#12
Thanks, man.

There are only a couple things you need to know when you're soloing, in terms of structure (as in, not theory-wise). One thing folks do--guitarists are especially guilty of this--is just play their asses off the whole way through. Horn/wind players can't do that--they have to breathe.

Think of a solo as a conversation (this works especially well in a jazz/blues context, where there is chordal accompaniment). You have something to say, so you start talking. What's something that people universally cannot stand? People not shutting the **** up, going a mile a minute. This is something you've already got a general grasp on, which impressed me, since half of these videos are just guys playing pentatonics in straight sixteenths enough that Zakk Wylde gets a random boner.

You're definitely on the right track, in terms of phrasing. One guideline that helps a lot of people soloing is to think in sort of four-bar phrases. In blues, you don't even need that much, as you went into in the video, with little licks on the last couple of beats of a measure that end on the downbeat of the next.

I'm altering my advice, because I'm back and forth between a theoretical and jazz mindset from school, but a lot can still apply. As much as I can recommend singing your lines as you play them, the biggest thing with the blues is feeling. Can a shredded minor pentatonic arpeggio convey the same feeling as B.B. or Buddy bending a string to the moon? Maybe.


Haha, sorry for the walls of text, I tend to talk a lot when I'm tired.
I was an Internet Witness in the mike.h Murder Case.
Quote by Pauldapro
this man is right. everything he says is right. so, stop killing people and get therapy ffs
#13
man thats great advice u really seem to know what your talking about. thanks again, ill try to incorporate that into my playing more and more
#14
Haha, I try.
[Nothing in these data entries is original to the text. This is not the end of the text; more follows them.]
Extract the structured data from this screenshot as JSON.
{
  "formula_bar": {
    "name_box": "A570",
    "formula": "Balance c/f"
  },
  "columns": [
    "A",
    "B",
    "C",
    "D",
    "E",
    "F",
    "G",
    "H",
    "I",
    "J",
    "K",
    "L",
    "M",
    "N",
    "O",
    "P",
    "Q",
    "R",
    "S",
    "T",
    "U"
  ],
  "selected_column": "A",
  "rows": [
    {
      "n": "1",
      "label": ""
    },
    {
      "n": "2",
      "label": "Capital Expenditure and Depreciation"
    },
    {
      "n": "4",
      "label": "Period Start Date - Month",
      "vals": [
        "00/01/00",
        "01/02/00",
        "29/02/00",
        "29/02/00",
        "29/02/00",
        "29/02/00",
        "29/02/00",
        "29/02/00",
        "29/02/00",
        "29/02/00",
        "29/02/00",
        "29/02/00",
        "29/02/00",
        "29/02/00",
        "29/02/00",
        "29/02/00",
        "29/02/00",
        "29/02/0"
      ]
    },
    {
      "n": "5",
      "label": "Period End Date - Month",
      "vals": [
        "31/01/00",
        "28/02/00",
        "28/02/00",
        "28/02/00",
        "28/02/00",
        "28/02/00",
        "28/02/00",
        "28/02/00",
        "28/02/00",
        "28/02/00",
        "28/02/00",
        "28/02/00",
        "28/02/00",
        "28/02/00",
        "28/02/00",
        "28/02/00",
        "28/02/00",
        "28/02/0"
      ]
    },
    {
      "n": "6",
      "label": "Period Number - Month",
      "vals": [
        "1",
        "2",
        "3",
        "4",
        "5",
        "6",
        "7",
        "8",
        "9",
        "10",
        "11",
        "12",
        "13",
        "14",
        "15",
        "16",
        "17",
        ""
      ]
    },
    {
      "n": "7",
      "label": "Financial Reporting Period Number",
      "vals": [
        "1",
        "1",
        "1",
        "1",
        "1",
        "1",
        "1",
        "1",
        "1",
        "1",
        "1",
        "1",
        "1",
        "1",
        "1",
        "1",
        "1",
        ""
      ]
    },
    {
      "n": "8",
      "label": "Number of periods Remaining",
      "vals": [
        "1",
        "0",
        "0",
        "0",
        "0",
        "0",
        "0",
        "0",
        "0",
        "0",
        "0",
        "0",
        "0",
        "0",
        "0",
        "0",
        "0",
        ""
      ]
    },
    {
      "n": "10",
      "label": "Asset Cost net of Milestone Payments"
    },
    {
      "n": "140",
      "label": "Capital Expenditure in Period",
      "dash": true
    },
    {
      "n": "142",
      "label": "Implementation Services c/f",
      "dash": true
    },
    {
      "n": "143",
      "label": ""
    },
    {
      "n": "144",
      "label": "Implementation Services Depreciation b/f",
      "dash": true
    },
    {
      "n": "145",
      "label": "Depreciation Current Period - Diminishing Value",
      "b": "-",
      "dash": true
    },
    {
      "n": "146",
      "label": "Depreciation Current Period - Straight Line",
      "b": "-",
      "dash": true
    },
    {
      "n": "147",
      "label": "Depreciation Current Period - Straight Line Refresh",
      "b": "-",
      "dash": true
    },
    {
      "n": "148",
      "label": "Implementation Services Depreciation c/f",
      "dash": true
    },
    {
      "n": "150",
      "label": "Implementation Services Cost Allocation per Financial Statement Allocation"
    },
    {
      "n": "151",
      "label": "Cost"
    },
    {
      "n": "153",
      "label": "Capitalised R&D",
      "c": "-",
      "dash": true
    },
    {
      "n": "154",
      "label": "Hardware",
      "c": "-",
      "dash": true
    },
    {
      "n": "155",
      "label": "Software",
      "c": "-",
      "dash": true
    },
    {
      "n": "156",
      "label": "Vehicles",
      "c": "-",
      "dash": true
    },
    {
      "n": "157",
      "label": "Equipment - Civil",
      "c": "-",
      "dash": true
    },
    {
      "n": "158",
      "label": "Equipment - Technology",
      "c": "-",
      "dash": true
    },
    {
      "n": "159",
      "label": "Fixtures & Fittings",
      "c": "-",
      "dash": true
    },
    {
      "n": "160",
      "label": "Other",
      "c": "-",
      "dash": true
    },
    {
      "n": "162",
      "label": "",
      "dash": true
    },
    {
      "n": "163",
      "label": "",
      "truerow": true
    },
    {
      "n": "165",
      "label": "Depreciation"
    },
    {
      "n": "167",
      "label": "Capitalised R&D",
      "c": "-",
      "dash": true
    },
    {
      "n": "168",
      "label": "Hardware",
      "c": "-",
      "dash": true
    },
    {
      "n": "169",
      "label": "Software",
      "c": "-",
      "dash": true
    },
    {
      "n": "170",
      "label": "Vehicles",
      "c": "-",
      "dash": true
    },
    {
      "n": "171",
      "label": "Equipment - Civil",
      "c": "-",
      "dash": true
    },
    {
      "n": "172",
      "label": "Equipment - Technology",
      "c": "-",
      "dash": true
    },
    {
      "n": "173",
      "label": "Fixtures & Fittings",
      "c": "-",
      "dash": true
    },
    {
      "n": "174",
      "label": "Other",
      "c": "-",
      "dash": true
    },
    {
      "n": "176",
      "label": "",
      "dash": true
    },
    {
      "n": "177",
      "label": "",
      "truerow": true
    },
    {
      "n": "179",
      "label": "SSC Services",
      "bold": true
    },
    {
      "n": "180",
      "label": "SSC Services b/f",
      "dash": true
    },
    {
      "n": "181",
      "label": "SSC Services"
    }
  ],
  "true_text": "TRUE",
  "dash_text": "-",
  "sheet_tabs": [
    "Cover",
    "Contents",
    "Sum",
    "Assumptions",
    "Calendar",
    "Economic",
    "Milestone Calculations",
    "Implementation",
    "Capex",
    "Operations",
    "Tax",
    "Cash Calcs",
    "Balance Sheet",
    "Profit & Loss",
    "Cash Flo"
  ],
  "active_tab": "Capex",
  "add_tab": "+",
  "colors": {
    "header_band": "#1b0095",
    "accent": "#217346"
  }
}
Good luck with the practice, you'll get a hang for the feel--it's just a matter of time. Post up another haha
I was an Internet Witness in the mike.h Murder Case.
Quote by Pauldapro
this man is right. everything he says is right. so, stop killing people and get therapy ffs